Monday, September 14, 2015

The Hundred Thousand Kingdoms, by N.K. Jemisin

It feels like N.K. Jemisin's name has been coming up a lot lately, in blog reviews and also in the controversy over this year's Hugo Awards.  (She wrote about the latter on her website, back in April.)  I decided to start with her "Inheritance trilogy," because I thought the first book sounded very intriguing.  Here's a summary from Amazon:
     Yeine Darr is an outcast from the barbarian north. But when her mother dies under mysterious circumstances, she is summoned to the majestic city of Sky. There, to her shock, Yeine is named an heiress to the king. But the throne of the Hundred Thousand Kingdoms is not easily won, and Yeine is thrust into a vicious power struggle with cousins she never knew she had. As she fights for her life, she draws ever closer to the secrets of her mother's death and her family's bloody history.
     With the fate of the world hanging in the balance, Yeine will learn how perilous it can be when love and hate - and gods and mortals - are bound inseparably together. 
The King here is her grandfather, Dekarta Arameri.  Her mother Kinneth was heiress to the throne, before she met a young man from barbarian Darre and married him.  Her father cut her out of the succession, but now he wants her daughter to take her place.  The Arameri control the Consortium, the official governing body of the kingdoms.  Their power relies on a secret weapon, or rather four of them: gods bound into human form, the losers in a heavenly war, and bound to serve the Arameri.

This book more than lived up to its promise.  I read it in a day, fascinated with the vivid world that N.K. Jemisin created and her characters, both mortal and immortal.  Yeine, who narrates the story, is our introduction to that world, and our guide.  But she is as new to Sky - and to its power struggles - as we are. We discover it as she does, seeing it through her eyes, and knowing only what she knows - which isn't enough.  But she is strong and quick to learn, loyal and honorable, and I so enjoyed watching her story unfold, though I was often afraid for her.

I am always interested in the religions that some science fiction and fantasy authors create for their worlds. I particularly enjoy it when the gods and goddesses play a part in the story.  Among my favorites are those in Lois McMaster Bujold's Five Gods series, who interact with their believers and sometimes act through them (the Bastard has such fun with his acolytes).  This book is packed with gods, who are a big part of the story.  But I had no sense of the role that they play in the larger world.  There are references to the priests of Itempas Skyfather, the god of day and light, who vanquished his brother Nahadoth, the Nightlord, and killed their sister Enefa, goddess of dawn and dusk, to reign alone in the Age of the Bright.  I wanted to know more, about how people live with their god(s), what their rituals and beliefs are.  But then this is a story of the Arameri, living far above their subjects, and cheek to jowl with their gods.  Maybe I'll find out more in the other two books of the trilogy, which I have already ordered.
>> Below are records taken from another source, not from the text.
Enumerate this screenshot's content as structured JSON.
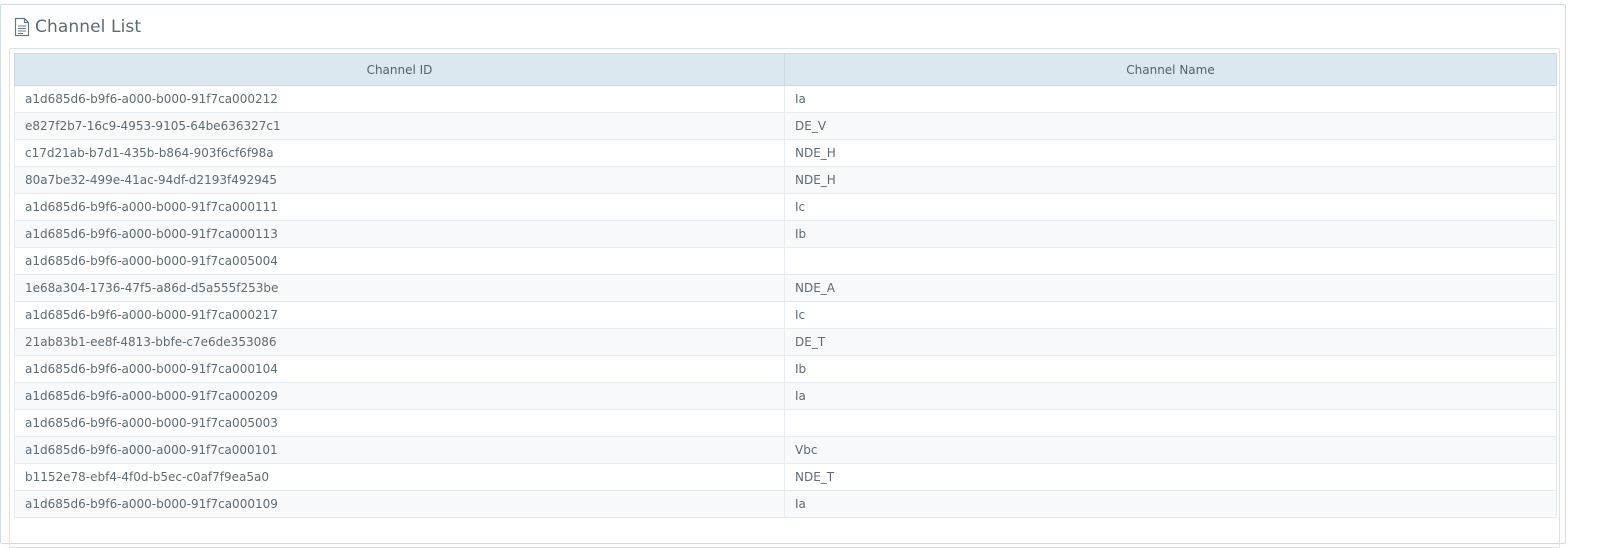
{
  "panel": {
    "title": "Channel List",
    "icon": "document-icon"
  },
  "table": {
    "headers": {
      "channel_id": "Channel ID",
      "channel_name": "Channel Name"
    },
    "rows": [
      {
        "id": "a1d685d6-b9f6-a000-b000-91f7ca000212",
        "name": "Ia"
      },
      {
        "id": "e827f2b7-16c9-4953-9105-64be636327c1",
        "name": "DE_V"
      },
      {
        "id": "c17d21ab-b7d1-435b-b864-903f6cf6f98a",
        "name": "NDE_H"
      },
      {
        "id": "80a7be32-499e-41ac-94df-d2193f492945",
        "name": "NDE_H"
      },
      {
        "id": "a1d685d6-b9f6-a000-b000-91f7ca000111",
        "name": "Ic"
      },
      {
        "id": "a1d685d6-b9f6-a000-b000-91f7ca000113",
        "name": "Ib"
      },
      {
        "id": "a1d685d6-b9f6-a000-b000-91f7ca005004",
        "name": ""
      },
      {
        "id": "1e68a304-1736-47f5-a86d-d5a555f253be",
        "name": "NDE_A"
      },
      {
        "id": "a1d685d6-b9f6-a000-b000-91f7ca000217",
        "name": "Ic"
      },
      {
        "id": "21ab83b1-ee8f-4813-bbfe-c7e6de353086",
        "name": "DE_T"
      },
      {
        "id": "a1d685d6-b9f6-a000-b000-91f7ca000104",
        "name": "Ib"
      },
      {
        "id": "a1d685d6-b9f6-a000-b000-91f7ca000209",
        "name": "Ia"
      },
      {
        "id": "a1d685d6-b9f6-a000-b000-91f7ca005003",
        "name": ""
      },
      {
        "id": "a1d685d6-b9f6-a000-a000-91f7ca000101",
        "name": "Vbc"
      },
      {
        "id": "b1152e78-ebf4-4f0d-b5ec-c0af7f9ea5a0",
        "name": "NDE_T"
      },
      {
        "id": "a1d685d6-b9f6-a000-b000-91f7ca000109",
        "name": "Ia"
      }
    ]
  }
}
I looked for N.K. Jemisin's books at the library this weekend, but I didn't find any on the shelves.  Saturday night I was in the Google Play Store, checking some books that had been recommended earlier that day at our Jane Austen meeting.  I was pleasantly surprised to see that you get several chapters of books in their free samples.  That was my undoing, when I finally got around to putting N.K. Jemisin's name in the search box.  By the time I finished the four free chapters, I was well and truly hooked, and not just because the last chapter ended mid-sentence.  So much so that I ended up buying an e-version of the book, which I've never done before - but I really wanted to find out what happened next to Yeine.  I did find the format frustrating in reading this, though.  It is such a complex story, with layers of politics and religion and relationships, not to mention its unfamiliar world.  I kept wanting to flip back to check something - even more than usual.  It's partly my lack of practice with the format, but I found it hard to navigate back and forth, and to find the parts I wanted to re-read. I've ordered a print copy of this one as well.  I see there are also a couple of novellas in the series (only available in e-versions), as well as other stories that N.K. Jemisin has written.  I'm so looking forward to exploring her worlds.


  1. I love ebooks and am so glad that traveling with boatloads of books has magically become easier -- but I do ultimately prefer the physical type. It's the flipping back and forth that I miss! I love to flip back and forth! Not JUST because I like to read the end (although that, for sure).

    1. Reading anything on my e-reader makes me realize how unconsciously I flip back & forth, in physical books. And while I might not have read the ending, ahead of time, in a paper book, I know I'd have flipped to the end and found (too late) the very helpful thesaurus! (why not put it at the beginning?!)

  2. I will read the link you give to the controversy next.

    1. It is a pretty incredible story - one that just leaves me shaking my head and wondering about people.


Thank you for taking the time to read, and to comment. I always enjoy hearing different points of view about the books I am reading, even if we disagree!